Using the data below, gather each line that includes the word "instead".

BEGIN Provided data

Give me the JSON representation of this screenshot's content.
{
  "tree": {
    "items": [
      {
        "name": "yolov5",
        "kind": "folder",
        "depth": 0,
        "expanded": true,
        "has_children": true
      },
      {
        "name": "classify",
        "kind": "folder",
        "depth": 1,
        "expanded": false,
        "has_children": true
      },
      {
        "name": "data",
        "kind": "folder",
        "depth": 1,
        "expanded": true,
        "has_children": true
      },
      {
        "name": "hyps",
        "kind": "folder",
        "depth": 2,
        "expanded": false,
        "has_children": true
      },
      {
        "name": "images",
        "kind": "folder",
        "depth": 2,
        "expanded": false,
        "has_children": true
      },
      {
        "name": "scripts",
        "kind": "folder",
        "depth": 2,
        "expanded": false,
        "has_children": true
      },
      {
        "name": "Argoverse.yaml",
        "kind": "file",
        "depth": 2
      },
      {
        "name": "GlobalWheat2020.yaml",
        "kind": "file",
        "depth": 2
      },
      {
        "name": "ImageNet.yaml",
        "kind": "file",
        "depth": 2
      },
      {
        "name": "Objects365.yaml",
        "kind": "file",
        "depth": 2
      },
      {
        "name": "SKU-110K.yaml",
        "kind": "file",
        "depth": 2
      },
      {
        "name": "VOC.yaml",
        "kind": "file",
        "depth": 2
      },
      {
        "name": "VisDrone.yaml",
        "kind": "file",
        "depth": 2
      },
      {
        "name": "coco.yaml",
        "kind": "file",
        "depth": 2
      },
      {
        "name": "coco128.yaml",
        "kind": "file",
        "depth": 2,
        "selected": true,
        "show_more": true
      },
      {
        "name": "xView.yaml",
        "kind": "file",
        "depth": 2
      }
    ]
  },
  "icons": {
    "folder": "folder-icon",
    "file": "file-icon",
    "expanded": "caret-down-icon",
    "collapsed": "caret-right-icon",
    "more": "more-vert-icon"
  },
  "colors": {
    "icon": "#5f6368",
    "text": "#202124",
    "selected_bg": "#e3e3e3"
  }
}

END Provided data
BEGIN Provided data

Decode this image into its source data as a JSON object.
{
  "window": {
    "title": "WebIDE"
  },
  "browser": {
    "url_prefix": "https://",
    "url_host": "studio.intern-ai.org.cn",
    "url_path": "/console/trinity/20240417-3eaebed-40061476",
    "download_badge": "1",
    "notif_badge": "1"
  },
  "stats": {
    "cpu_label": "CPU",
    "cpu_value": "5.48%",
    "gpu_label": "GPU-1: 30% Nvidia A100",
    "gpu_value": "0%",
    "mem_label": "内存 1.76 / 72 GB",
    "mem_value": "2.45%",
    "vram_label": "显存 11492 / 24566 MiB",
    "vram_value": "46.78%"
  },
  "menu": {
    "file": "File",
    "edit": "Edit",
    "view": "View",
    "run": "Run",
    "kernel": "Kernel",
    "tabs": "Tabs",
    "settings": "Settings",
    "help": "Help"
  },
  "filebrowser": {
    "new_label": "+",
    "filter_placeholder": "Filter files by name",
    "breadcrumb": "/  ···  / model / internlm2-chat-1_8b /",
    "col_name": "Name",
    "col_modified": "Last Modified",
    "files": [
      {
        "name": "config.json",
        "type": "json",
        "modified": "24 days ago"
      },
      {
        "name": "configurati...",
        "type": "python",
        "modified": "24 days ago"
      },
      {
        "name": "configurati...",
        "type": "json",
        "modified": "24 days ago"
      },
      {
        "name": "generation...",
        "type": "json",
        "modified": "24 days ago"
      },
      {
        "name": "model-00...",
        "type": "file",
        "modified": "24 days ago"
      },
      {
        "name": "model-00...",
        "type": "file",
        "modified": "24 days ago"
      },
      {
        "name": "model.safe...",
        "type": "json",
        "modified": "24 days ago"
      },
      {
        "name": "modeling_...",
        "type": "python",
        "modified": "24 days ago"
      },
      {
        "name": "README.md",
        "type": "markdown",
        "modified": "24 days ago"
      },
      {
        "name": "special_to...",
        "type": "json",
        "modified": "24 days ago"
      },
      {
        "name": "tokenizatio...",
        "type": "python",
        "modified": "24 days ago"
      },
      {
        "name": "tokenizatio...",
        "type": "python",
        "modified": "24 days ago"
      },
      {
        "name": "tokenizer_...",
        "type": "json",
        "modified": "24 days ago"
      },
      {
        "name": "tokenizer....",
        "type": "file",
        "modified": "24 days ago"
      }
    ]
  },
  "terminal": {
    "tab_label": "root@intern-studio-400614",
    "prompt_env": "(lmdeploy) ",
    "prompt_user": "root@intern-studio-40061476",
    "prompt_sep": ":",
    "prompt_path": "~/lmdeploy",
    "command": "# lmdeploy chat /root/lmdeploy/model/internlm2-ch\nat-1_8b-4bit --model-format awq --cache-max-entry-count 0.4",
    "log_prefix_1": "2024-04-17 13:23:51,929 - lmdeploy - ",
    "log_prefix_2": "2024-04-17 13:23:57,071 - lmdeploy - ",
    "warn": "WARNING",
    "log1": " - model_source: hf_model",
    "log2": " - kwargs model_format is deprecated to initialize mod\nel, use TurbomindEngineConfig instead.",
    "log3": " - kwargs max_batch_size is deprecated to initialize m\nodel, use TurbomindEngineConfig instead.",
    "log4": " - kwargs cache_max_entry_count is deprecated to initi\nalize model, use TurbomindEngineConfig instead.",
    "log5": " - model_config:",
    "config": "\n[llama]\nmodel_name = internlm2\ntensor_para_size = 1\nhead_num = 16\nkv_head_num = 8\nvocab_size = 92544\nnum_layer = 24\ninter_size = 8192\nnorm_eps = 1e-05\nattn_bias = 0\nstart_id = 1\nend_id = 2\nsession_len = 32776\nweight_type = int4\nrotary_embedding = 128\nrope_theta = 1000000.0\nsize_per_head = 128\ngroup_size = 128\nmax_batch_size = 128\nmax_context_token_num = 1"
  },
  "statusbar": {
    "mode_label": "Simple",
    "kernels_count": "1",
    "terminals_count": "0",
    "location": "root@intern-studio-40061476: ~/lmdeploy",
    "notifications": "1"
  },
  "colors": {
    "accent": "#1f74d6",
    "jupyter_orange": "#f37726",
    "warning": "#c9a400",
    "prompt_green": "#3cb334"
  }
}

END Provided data

> [Solution below]:
    "log2": " - kwargs model_format is deprecated to initialize mod\nel, use TurbomindEngineConfig instead.",
    "log3": " - kwargs max_batch_size is deprecated to initialize m\nodel, use TurbomindEngineConfig instead.",
    "log4": " - kwargs cache_max_entry_count is deprecated to initi\nalize model, use TurbomindEngineConfig instead.",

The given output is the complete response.